7th August 2018

Wakefield Sleepout 2018

On Friday 3rd August our second Wakefield Sleepout took place at the Hepworth in Wakefield. We had a truly fantastic and insightful night, with over 30 people attending.

After the everyone had arrived we sat down for a talk from Gordon Laing, the General Manager at Simon on the Streets. Gordon discussed homelessness in West Yorkshire, the issues and the difficulties rough sleepers face on the streets and the work that Simon on the Streets does. This was followed by a Q&A session, with our audience asking thoughtful and insightful questions.
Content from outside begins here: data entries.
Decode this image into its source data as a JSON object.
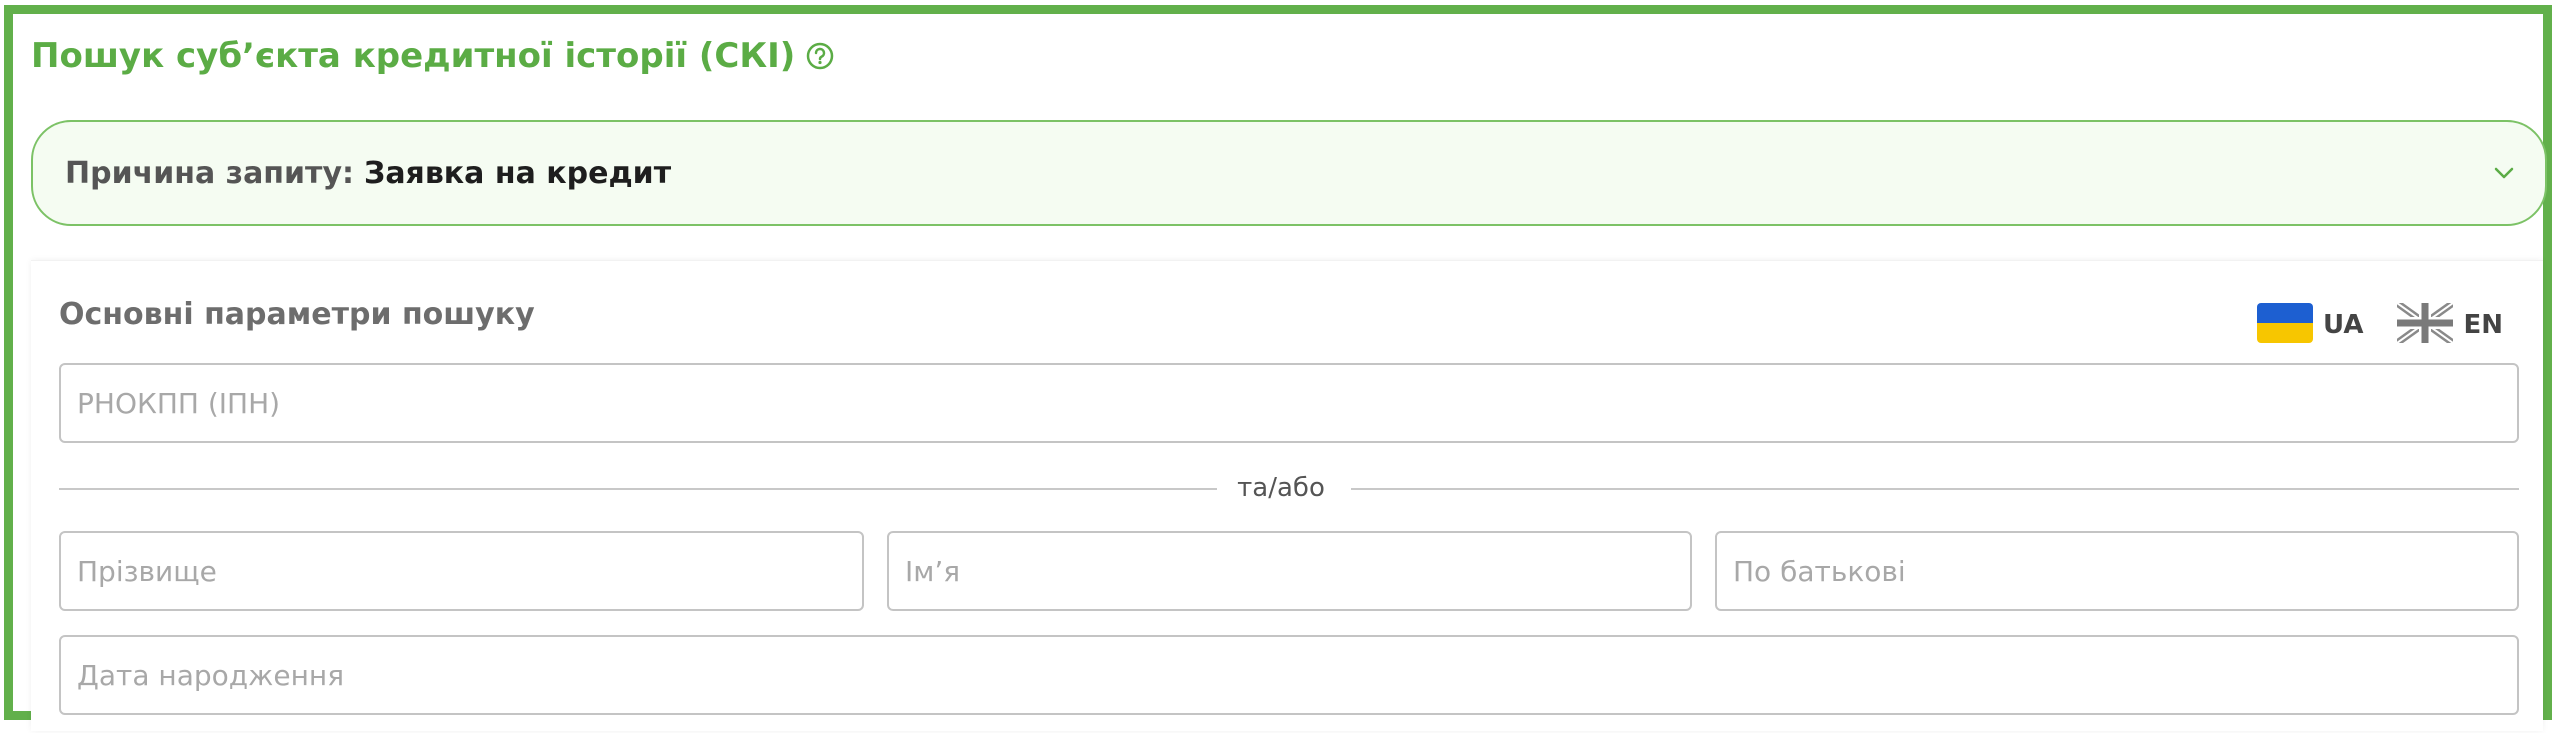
{
  "header": {
    "title": "Пошук суб’єкта кредитної історії (СКІ)",
    "help_icon": "question-circle-icon"
  },
  "request_reason": {
    "label": "Причина запиту:",
    "value": "Заявка на кредит",
    "chevron_icon": "chevron-down-icon"
  },
  "search": {
    "section_title": "Основні параметри пошуку",
    "languages": [
      {
        "code": "UA",
        "flag_icon": "ukraine-flag-icon"
      },
      {
        "code": "EN",
        "flag_icon": "uk-flag-icon"
      }
    ],
    "tax_id_placeholder": "РНОКПП (ІПН)",
    "divider_text": "та/або",
    "last_name_placeholder": "Прізвище",
    "first_name_placeholder": "Ім’я",
    "patronymic_placeholder": "По батькові",
    "birth_date_placeholder": "Дата народження"
  },
  "colors": {
    "accent_green": "#5bac45",
    "frame_green": "#62b04b",
    "panel_bg": "#f5fcf2",
    "ua_flag_blue": "#1d5fd1",
    "ua_flag_yellow": "#f7c600"
  }
}
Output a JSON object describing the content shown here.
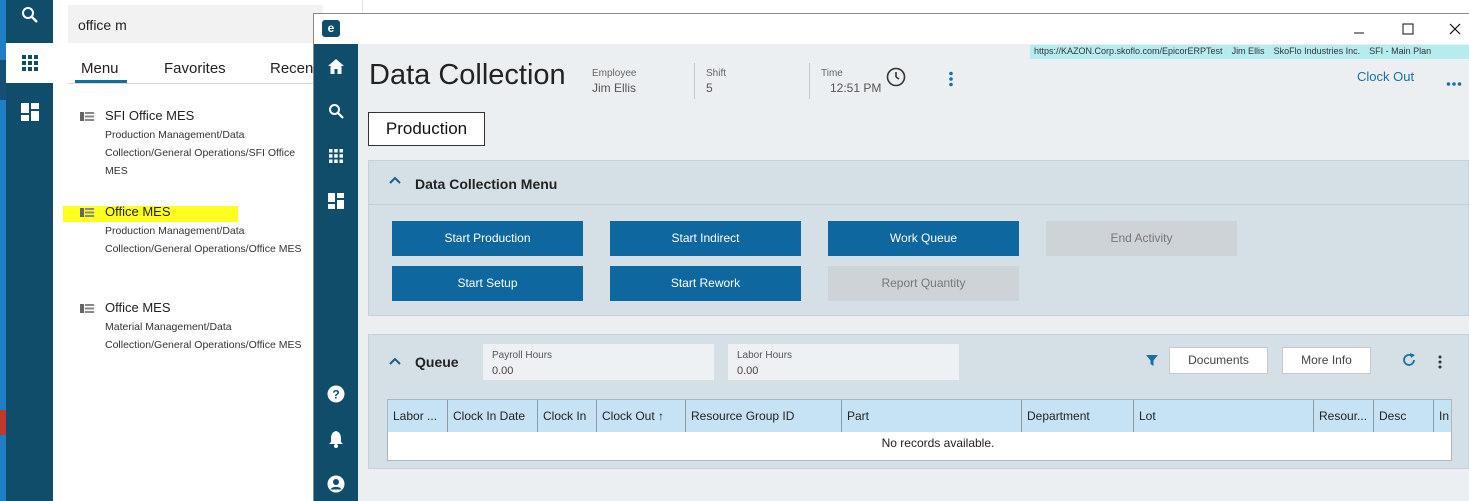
{
  "menu_panel": {
    "search_value": "office m",
    "tabs": [
      "Menu",
      "Favorites",
      "Recent"
    ],
    "items": [
      {
        "title": "SFI Office MES",
        "path": "Production Management/Data Collection/General Operations/SFI Office MES"
      },
      {
        "title": "Office MES",
        "path": "Production Management/Data Collection/General Operations/Office MES"
      },
      {
        "title": "Office MES",
        "path": "Material Management/Data Collection/General Operations/Office MES"
      }
    ]
  },
  "window": {
    "logo": "e",
    "url_bar": [
      "https://KAZON.Corp.skoflo.com/EpicorERPTest",
      "Jim Ellis",
      "SkoFlo Industries Inc.",
      "SFI - Main Plan"
    ]
  },
  "header": {
    "title": "Data Collection",
    "employee_label": "Employee",
    "employee_value": "Jim Ellis",
    "shift_label": "Shift",
    "shift_value": "5",
    "time_label": "Time",
    "time_value": "12:51 PM",
    "clock_out": "Clock Out"
  },
  "production_button": "Production",
  "data_collection_menu": {
    "title": "Data Collection Menu",
    "buttons": [
      {
        "label": "Start Production",
        "enabled": true
      },
      {
        "label": "Start Indirect",
        "enabled": true
      },
      {
        "label": "Work Queue",
        "enabled": true
      },
      {
        "label": "End Activity",
        "enabled": false
      },
      {
        "label": "Start Setup",
        "enabled": true
      },
      {
        "label": "Start Rework",
        "enabled": true
      },
      {
        "label": "Report Quantity",
        "enabled": false
      }
    ]
  },
  "queue": {
    "title": "Queue",
    "payroll_label": "Payroll Hours",
    "payroll_value": "0.00",
    "labor_label": "Labor Hours",
    "labor_value": "0.00",
    "documents": "Documents",
    "more_info": "More Info",
    "columns": [
      "Labor ...",
      "Clock In Date",
      "Clock In",
      "Clock Out ↑",
      "Resource Group ID",
      "Part",
      "Department",
      "Lot",
      "Resour...",
      "Desc",
      "In"
    ],
    "empty_text": "No records available."
  },
  "colors": {
    "rail": "#0f4d6b",
    "primary_button": "#0e679f",
    "card_bg": "#d5e0e6",
    "grid_header": "#c5e3f5",
    "highlight": "#ffff1f",
    "url_bar": "#b6ecee"
  }
}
One attendee, who had come to the event on their own, told the group how anxious they had felt coming alone, as they would not know who they were bedded down next to, and said that this experience had helped them understand, in a small way, how anxious and scared rough sleepers must feel.

The night continued with a musical quiz and a curry: thank you to the individuals who provided these. 

After the curry everyone began to bed down for the night. Whilst the sleepout does not try to replicate what is like to sleep, homeless on the streets, the cold concrete floor, with only a piece of cardboard and a sleeping bag for comfort, was intended to give a taster of how it feels to sleep outside. One of our attendees said: "Sleeping out was THE most powerful experience on a cold concrete surface. Hearing noises in the night". 

Our thanks to everyone who came to the Wakefield sleepout and helped raise valuable funds for Simon on the Streets to help us continue our work supporting entrenched rough sleepers. A special thank you to our wonderful supporter Debbie Melton who organised this great event. Thank you so much Debbie!

Take part in #SleepwithSimon 2018

 

 

Other Blog Posts

10th October 2018

Case Study - Getting back on track

Dave (not his real name) has been supported intensively by our Outreach Worker for approximately seven months. When we first started working with Dave, he was sleeping rough, was not claiming benefits and had an all-consuming drug problem.